Fairest-09-Interior2

It has an extremely strong opening chapter/issue, and by the end of that chapter, it was already one of the best-written comics I’ve read in a long while. Beukes definitely has the skill for writing both award-winning novels and damned fine comics. She keeps things fresh, while also remaining true to Fables creator Willingham’s sensibilities and tone (sort-of – I haven’t read anything else in the series that leans more towards horror…). The whole story is great, featuring Asian Fables, some pretty inspired creations and interpretations, a dash of horror.

The artwork throughout is wonderful – it is sharp, vivid, detailed, and utterly eye-catching. And the bezoars! The artwork connected to them… Yikes! Some of the visuals were reminiscent of Japanese/Asian horror movies, actually. Damned creepy. Beukes writes wonderful characters, and the art team does a wonderful job of bringing them to life on the page. It is, like volume one, a beautiful comic to look at, too.

Fairest-12-Interior1

With excellent pacing, engaging and interesting characters, a blend of fantasy, horror and historical story-telling, and a bitter-sweet ending, “Hidden Kingdom” is quite brilliant. It has everything I want in a comic.

Fairest-14-Interior1The book includes a stand-alone tale at the end, written by Willingham. It’s kind of fun, actually. It’s more on the bizarre/weird side, focusing on the non-human Fables. Princess Alder (a dryad/tree nymph) is having a bit of difficulty settling in to life at the Farm – she has rather more liberal relationship mores, for example, which has got some of the male Fables all excited and exploitative. Reynard the Fox decides to show her that not all men are pigs, and they go on a date. They like each other a lot. But then, during the dinner, he makes a discovery and a mistake that he can’t move past… The story is an amusing side-bar to the main Fables story, and comes complete with an ominous post-script. (Nefarious things, they are afoot!)

Overall, another great volume set in the expanding Fables universe. Very highly recommended.

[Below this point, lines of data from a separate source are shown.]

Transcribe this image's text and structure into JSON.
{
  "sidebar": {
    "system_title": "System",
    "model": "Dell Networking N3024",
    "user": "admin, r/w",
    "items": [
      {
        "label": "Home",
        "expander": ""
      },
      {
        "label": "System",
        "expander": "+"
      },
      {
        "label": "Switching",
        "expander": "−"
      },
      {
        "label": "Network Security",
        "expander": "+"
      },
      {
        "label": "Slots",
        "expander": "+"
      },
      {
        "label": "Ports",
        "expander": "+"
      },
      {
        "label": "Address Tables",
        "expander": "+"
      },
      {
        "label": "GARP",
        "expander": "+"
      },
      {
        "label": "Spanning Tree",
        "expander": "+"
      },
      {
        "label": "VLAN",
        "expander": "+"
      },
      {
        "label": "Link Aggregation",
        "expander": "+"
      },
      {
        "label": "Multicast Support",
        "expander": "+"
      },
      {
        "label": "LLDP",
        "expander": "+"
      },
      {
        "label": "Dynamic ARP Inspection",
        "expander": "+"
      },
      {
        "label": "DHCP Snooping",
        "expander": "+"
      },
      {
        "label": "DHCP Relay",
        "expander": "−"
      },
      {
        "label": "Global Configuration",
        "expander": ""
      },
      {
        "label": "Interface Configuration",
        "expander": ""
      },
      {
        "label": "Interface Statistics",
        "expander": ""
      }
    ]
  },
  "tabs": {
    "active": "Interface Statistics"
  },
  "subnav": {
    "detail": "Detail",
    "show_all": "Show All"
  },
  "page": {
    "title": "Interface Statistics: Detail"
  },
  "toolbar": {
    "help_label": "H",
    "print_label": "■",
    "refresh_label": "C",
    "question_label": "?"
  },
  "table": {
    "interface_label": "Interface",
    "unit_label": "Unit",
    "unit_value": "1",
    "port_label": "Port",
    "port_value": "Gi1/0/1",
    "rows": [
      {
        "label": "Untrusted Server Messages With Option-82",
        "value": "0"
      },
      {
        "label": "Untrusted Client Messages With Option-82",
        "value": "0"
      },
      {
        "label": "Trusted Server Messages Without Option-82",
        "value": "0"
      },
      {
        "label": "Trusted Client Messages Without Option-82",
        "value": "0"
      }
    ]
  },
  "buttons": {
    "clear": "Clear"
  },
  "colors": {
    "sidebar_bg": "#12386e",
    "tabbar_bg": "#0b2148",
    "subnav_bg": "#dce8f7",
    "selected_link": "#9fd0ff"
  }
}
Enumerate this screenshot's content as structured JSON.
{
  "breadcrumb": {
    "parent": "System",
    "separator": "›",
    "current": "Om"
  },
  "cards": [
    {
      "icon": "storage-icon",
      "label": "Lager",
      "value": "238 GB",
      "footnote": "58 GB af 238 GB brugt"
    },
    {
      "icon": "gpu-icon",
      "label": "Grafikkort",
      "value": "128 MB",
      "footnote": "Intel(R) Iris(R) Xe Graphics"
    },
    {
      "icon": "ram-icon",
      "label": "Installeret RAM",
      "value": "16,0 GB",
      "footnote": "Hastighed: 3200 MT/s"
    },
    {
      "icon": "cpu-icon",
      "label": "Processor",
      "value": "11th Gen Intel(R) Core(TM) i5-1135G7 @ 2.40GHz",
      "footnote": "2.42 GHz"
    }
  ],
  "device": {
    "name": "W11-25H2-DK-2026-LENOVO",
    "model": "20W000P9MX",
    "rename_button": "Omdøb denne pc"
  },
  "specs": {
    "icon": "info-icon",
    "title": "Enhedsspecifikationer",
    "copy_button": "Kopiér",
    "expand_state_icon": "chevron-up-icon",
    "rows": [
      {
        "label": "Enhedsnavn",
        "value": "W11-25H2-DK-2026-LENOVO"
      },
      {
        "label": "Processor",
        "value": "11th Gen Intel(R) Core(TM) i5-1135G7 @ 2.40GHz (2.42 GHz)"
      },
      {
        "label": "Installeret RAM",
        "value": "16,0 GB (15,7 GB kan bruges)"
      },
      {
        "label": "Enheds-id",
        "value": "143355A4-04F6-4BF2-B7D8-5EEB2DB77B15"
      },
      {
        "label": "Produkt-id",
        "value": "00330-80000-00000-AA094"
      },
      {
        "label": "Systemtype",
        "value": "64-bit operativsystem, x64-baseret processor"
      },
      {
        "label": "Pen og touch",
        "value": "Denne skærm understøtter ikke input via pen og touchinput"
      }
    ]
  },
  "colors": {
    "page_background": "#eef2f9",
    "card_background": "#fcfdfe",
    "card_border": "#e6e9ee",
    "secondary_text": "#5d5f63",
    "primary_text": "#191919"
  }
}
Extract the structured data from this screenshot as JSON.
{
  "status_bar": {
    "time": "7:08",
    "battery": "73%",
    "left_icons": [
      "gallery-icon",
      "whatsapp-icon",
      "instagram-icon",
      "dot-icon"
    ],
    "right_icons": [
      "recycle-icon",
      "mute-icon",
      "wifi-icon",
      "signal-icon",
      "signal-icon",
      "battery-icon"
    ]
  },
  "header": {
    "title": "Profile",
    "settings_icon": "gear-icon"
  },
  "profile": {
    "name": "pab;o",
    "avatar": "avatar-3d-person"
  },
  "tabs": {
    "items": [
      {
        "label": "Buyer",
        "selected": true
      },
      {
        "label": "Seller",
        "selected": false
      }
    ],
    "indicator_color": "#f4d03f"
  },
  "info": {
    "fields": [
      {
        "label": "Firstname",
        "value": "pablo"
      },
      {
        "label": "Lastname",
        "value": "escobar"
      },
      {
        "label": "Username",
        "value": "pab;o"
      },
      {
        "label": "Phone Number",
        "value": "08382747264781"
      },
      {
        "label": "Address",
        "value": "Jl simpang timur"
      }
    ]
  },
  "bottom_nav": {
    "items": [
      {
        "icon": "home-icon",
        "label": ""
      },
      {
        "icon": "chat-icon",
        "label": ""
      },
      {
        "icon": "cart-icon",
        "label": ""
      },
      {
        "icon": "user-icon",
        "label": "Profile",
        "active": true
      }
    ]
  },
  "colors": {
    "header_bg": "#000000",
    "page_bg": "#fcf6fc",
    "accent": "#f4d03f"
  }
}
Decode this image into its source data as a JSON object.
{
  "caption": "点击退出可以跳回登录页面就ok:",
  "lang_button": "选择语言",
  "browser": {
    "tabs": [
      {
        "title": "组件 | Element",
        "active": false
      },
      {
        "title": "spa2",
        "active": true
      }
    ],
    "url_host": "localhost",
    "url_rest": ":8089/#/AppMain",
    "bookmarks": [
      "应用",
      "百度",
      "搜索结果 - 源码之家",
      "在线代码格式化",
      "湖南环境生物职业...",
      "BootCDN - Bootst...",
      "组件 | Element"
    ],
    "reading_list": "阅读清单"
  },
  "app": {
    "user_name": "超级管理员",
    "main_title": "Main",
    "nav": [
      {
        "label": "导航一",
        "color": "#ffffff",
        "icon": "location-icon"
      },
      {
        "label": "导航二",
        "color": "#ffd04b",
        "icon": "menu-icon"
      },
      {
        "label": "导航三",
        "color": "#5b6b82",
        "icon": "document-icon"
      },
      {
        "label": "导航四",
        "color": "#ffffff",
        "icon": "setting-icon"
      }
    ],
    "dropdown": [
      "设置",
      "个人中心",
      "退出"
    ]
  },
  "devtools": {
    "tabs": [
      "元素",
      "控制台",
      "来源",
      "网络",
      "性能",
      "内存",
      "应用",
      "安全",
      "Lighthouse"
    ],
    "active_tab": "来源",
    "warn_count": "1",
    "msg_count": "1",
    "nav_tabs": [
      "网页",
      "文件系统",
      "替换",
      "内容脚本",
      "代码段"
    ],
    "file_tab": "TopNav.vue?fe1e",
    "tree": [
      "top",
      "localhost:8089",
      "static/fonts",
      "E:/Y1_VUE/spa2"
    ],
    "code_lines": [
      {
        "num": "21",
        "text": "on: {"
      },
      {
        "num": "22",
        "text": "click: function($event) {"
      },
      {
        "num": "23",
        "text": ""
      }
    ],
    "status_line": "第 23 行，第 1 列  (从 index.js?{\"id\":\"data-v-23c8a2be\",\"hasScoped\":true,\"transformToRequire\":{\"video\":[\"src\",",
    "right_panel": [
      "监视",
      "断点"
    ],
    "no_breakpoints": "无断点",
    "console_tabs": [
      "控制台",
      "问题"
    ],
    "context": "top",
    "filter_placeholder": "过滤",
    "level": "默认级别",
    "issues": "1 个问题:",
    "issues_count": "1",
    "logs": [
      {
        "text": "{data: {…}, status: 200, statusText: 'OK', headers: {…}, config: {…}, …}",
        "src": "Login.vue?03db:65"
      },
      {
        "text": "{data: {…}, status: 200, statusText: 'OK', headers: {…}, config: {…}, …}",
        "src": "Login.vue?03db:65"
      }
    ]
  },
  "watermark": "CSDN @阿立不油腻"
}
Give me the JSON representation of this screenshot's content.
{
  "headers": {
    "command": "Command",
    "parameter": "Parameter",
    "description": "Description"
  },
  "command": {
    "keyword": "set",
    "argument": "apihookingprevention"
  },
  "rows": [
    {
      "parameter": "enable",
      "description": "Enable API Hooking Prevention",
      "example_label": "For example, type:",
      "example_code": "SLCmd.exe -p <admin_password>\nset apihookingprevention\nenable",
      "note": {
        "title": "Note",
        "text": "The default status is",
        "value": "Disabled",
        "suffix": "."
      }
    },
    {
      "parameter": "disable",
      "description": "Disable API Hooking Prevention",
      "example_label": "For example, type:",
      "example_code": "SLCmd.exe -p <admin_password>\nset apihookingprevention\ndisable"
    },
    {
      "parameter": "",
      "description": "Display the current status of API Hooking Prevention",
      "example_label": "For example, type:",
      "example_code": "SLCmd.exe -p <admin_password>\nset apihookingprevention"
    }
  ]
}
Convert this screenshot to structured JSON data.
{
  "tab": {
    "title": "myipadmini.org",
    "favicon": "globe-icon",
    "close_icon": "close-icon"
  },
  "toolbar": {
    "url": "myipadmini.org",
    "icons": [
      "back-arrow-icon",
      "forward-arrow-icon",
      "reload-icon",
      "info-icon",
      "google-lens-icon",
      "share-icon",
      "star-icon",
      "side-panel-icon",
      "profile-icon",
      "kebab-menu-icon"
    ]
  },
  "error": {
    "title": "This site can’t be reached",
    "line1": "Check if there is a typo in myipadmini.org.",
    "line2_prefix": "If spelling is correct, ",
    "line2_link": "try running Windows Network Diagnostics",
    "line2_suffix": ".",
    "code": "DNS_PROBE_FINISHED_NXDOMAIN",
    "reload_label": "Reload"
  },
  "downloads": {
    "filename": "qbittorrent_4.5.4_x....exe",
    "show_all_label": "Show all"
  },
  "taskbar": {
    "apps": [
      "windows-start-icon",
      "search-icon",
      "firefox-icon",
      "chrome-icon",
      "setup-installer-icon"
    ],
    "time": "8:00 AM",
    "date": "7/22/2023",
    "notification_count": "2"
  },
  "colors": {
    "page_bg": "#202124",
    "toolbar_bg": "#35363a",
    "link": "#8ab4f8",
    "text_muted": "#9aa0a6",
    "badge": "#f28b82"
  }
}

This is easily one of my favourite comic series, and Beukes’s story is one of my favourites. I really hope she’s asked back to write more in the future.

Fairest-Vol.02-Content

Fairest #8-14 Covers, by Adam Hughes